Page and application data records
┄┄┄┄┄┄┄┄┄┄

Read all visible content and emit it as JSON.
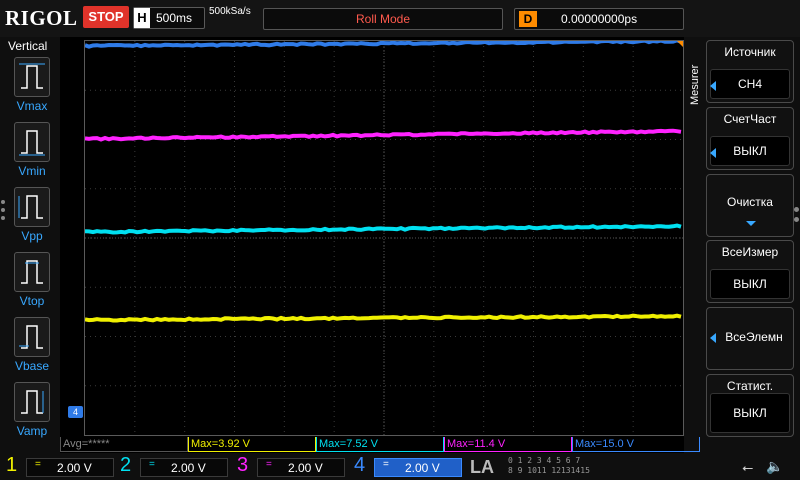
{
  "topbar": {
    "logo": "RIGOL",
    "run_state": "STOP",
    "timebase_icon": "H",
    "timebase": "500ms",
    "sample_rate": "500kSa/s",
    "mode": "Roll Mode",
    "delay_icon": "D",
    "delay": "0.00000000ps"
  },
  "left_menu": {
    "title": "Vertical",
    "items": [
      {
        "label": "Vmax",
        "icon": "vmax-icon"
      },
      {
        "label": "Vmin",
        "icon": "vmin-icon"
      },
      {
        "label": "Vpp",
        "icon": "vpp-icon"
      },
      {
        "label": "Vtop",
        "icon": "vtop-icon"
      },
      {
        "label": "Vbase",
        "icon": "vbase-icon"
      },
      {
        "label": "Vamp",
        "icon": "vamp-icon"
      }
    ]
  },
  "right_menu": {
    "side_label": "Mesurer",
    "buttons": [
      {
        "title": "Источник",
        "value": "CH4"
      },
      {
        "title": "СчетЧаст",
        "value": "ВЫКЛ"
      },
      {
        "title": "Очистка",
        "value": ""
      },
      {
        "title": "ВсеИзмер",
        "value": "ВЫКЛ"
      },
      {
        "title": "",
        "value": "ВсеЭлемн"
      },
      {
        "title": "Статист.",
        "value": "ВЫКЛ"
      }
    ]
  },
  "measurements": {
    "avg": "Avg=*****",
    "ch1_max": "Max=3.92 V",
    "ch2_max": "Max=7.52 V",
    "ch3_max": "Max=11.4 V",
    "ch4_max": "Max=15.0 V"
  },
  "channels": [
    {
      "num": "1",
      "coupling": "=",
      "scale": "2.00 V",
      "color": "#f0f000"
    },
    {
      "num": "2",
      "coupling": "=",
      "scale": "2.00 V",
      "color": "#00e0f0"
    },
    {
      "num": "3",
      "coupling": "=",
      "scale": "2.00 V",
      "color": "#ff22ff"
    },
    {
      "num": "4",
      "coupling": "=",
      "scale": "2.00 V",
      "color": "#3a8aff"
    }
  ],
  "bottom": {
    "la_label": "LA",
    "la_digits_row1": "0 1 2 3  4 5 6 7",
    "la_digits_row2": "8 9 1011 12131415"
  },
  "ch4_marker": "4",
  "colors": {
    "ch1": "#f0f000",
    "ch2": "#00e0f0",
    "ch3": "#ff22ff",
    "ch4": "#2f7be8",
    "stop": "#e0332a",
    "delay": "#ff8c00"
  }
}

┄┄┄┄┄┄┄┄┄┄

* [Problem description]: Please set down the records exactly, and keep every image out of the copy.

* [Task answer]:
Read all visible content and emit it as JSON.
{
  "topbar": {
    "logo": "RIGOL",
    "run_state": "STOP",
    "timebase_icon": "H",
    "timebase": "500ms",
    "sample_rate": "500kSa/s",
    "mode": "Roll Mode",
    "delay_icon": "D",
    "delay": "0.00000000ps"
  },
  "left_menu": {
    "title": "Vertical",
    "items": [
      {
        "label": "Vmax",
        "icon": "vmax-icon"
      },
      {
        "label": "Vmin",
        "icon": "vmin-icon"
      },
      {
        "label": "Vpp",
        "icon": "vpp-icon"
      },
      {
        "label": "Vtop",
        "icon": "vtop-icon"
      },
      {
        "label": "Vbase",
        "icon": "vbase-icon"
      },
      {
        "label": "Vamp",
        "icon": "vamp-icon"
      }
    ]
  },
  "right_menu": {
    "side_label": "Mesurer",
    "buttons": [
      {
        "title": "Источник",
        "value": "CH4"
      },
      {
        "title": "СчетЧаст",
        "value": "ВЫКЛ"
      },
      {
        "title": "Очистка",
        "value": ""
      },
      {
        "title": "ВсеИзмер",
        "value": "ВЫКЛ"
      },
      {
        "title": "",
        "value": "ВсеЭлемн"
      },
      {
        "title": "Статист.",
        "value": "ВЫКЛ"
      }
    ]
  },
  "measurements": {
    "avg": "Avg=*****",
    "ch1_max": "Max=3.92 V",
    "ch2_max": "Max=7.52 V",
    "ch3_max": "Max=11.4 V",
    "ch4_max": "Max=15.0 V"
  },
  "channels": [
    {
      "num": "1",
      "coupling": "=",
      "scale": "2.00 V",
      "color": "#f0f000"
    },
    {
      "num": "2",
      "coupling": "=",
      "scale": "2.00 V",
      "color": "#00e0f0"
    },
    {
      "num": "3",
      "coupling": "=",
      "scale": "2.00 V",
      "color": "#ff22ff"
    },
    {
      "num": "4",
      "coupling": "=",
      "scale": "2.00 V",
      "color": "#3a8aff"
    }
  ],
  "bottom": {
    "la_label": "LA",
    "la_digits_row1": "0 1 2 3  4 5 6 7",
    "la_digits_row2": "8 9 1011 12131415"
  },
  "ch4_marker": "4",
  "colors": {
    "ch1": "#f0f000",
    "ch2": "#00e0f0",
    "ch3": "#ff22ff",
    "ch4": "#2f7be8",
    "stop": "#e0332a",
    "delay": "#ff8c00"
  }
}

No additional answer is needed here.